Table Manner Tips for Kids (and Parents) - FamilyEducation

Table Manners: Frequently Asked Questions

Find answers to the most frequently asked questions about table manners. Pass the information along to your kids!

Whenever I talk with children about table manners, they are full of questions. Some are delightful, some are difficult, and all are unfailingly interesting. Here are some of the most common questions:

Live and Learn

When forks first appeared in Italy about 900 years ago, they were not widely accepted. People at that time still preferred to use their fingers and a knife. Forks became widely popular only about 200 years ago, but not all cultures embraced the newfangled invention.

Mind Your P's and Q's

Here are a few helpful hints to pass on to your youngster:

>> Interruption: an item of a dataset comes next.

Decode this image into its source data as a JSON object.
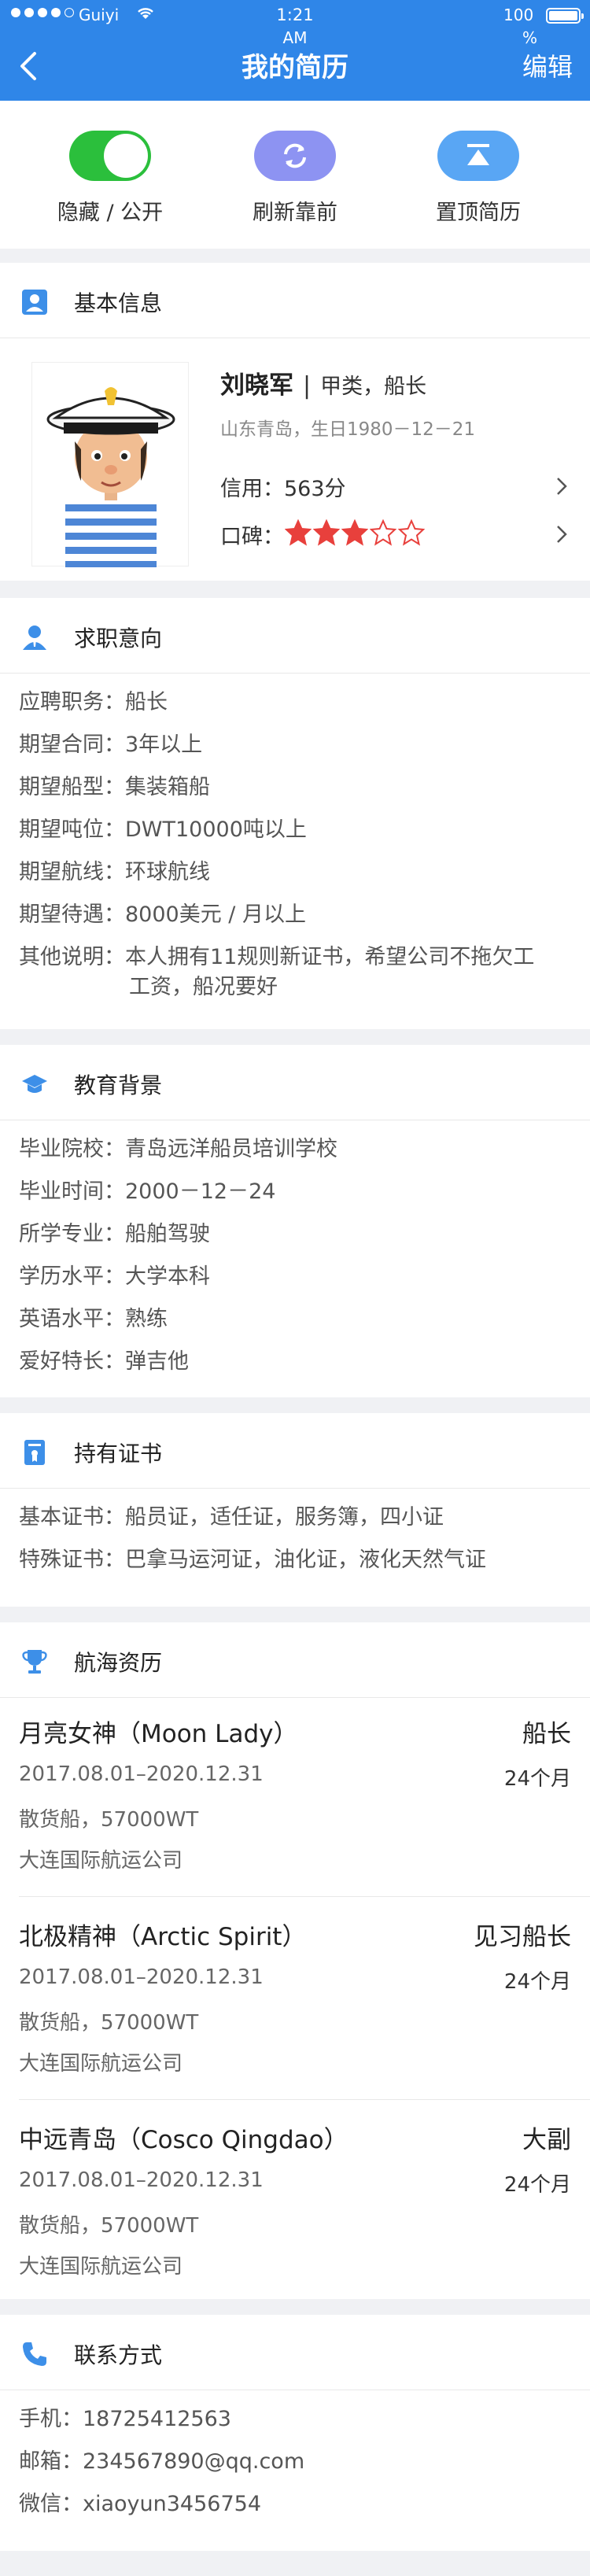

  • A conversation makes a meal more enjoyable. Join in.
  • Don't begin to eat until everyone is seated and has been served.
  • If you drop something during a meal at home, pick it up. At a friend's house, leave it until the meal is over and then pick it up. At a restaurant, ask the server to replace it if you wish.
  • If you have to blow your nose, scratch, and so on, excuse yourself and leave the table.
  • The trick to eating spaghetti is to swirl a little on your fork into a bite-size portion with no dangling ends to drip or flick sauce.
  • What do I say if I burp?
    Say "Excuse me" to no one in particular and go on eating. Don't make a big deal out of it.
  • Why do I have to act differently when people come to dinner?
    From the beginning of time, guests in one's home have been given a place of honor and other special treatment. We are on our best behavior so that guests feel comfortable, special, and welcome.
  • What do you do if somebody at the table is a sloppy eater?
    The real question your child is asking is when to tell somebody that he or she is being rude. You can tactfully tell a good friend, out of the earshot of others, especially if you make light of it, but you can never tell a stranger. If you happen to be seated next to a slob, chalk it up to experience and set a good example yourself.
  • Which place setting pieces are yours?
    Your bread plate is always on your left, and your drink is always on your right. A good way to remember this rule is to remember that the word drink starts with the letters DR for "drinks right."
  • What about finger foods?
    When it comes to fingers, use your head. Certainly, you eat things like ribs and tacos and corn on the cob--no matter what company you are in--with your fingers. For most foods, you will use cutlery. Some situations are not so clear-cut.
    In the Middle East and parts of Africa, for example, people still eat properly with their hands. The food of those cultures is designed to be eaten that way. So the best rule is "When in Rome, do as the Romans do." Adjust to the standards and customs of the culture you are in. It might even be acceptable to eat with your feet, but only if you are dining with a family of baboons.
  • Should I help to clean up?
    Offer. Whether you are at a dinner party or a picnic, the offer is the important thing. Sometimes the host will not want you to help. If so, don't insist.
  • What if I don't like what is being served?
    If eating at someone else's house or with guests in your house, do not reject food outright.
    Eat some of everything that is served. If you don't like a certain food, eat some and move the rest around on your plate as if you were eating it. This skill will serve you well through the years.
  • What if you can't finish your food?
    In restaurants, where you can't control the portions, there's no problem. Either leave the food or ask for a doggie bag. At someone's home, never take more than you know you can eat and always leave plenty for the others. If someone is serving you, you can always say, "Just a little, please."
  • Should I bring a gift when I'm invited to dinner?
    Yes, but something simple and small. Plants are nice because they remind people of the giver as they grow. Lovely paper napkins, small books, candy, and fine nuts are also good ideas. If you bring brownies or cookies, give them in a sealed tin and say something like "I thought you might like these for the weekend." Cut flowers are lovely, but they require the host to take time out to find a vase and arrange them. If a youngster is just "going over to Sally's house" and will eat while there as usual, a gift is not necessary.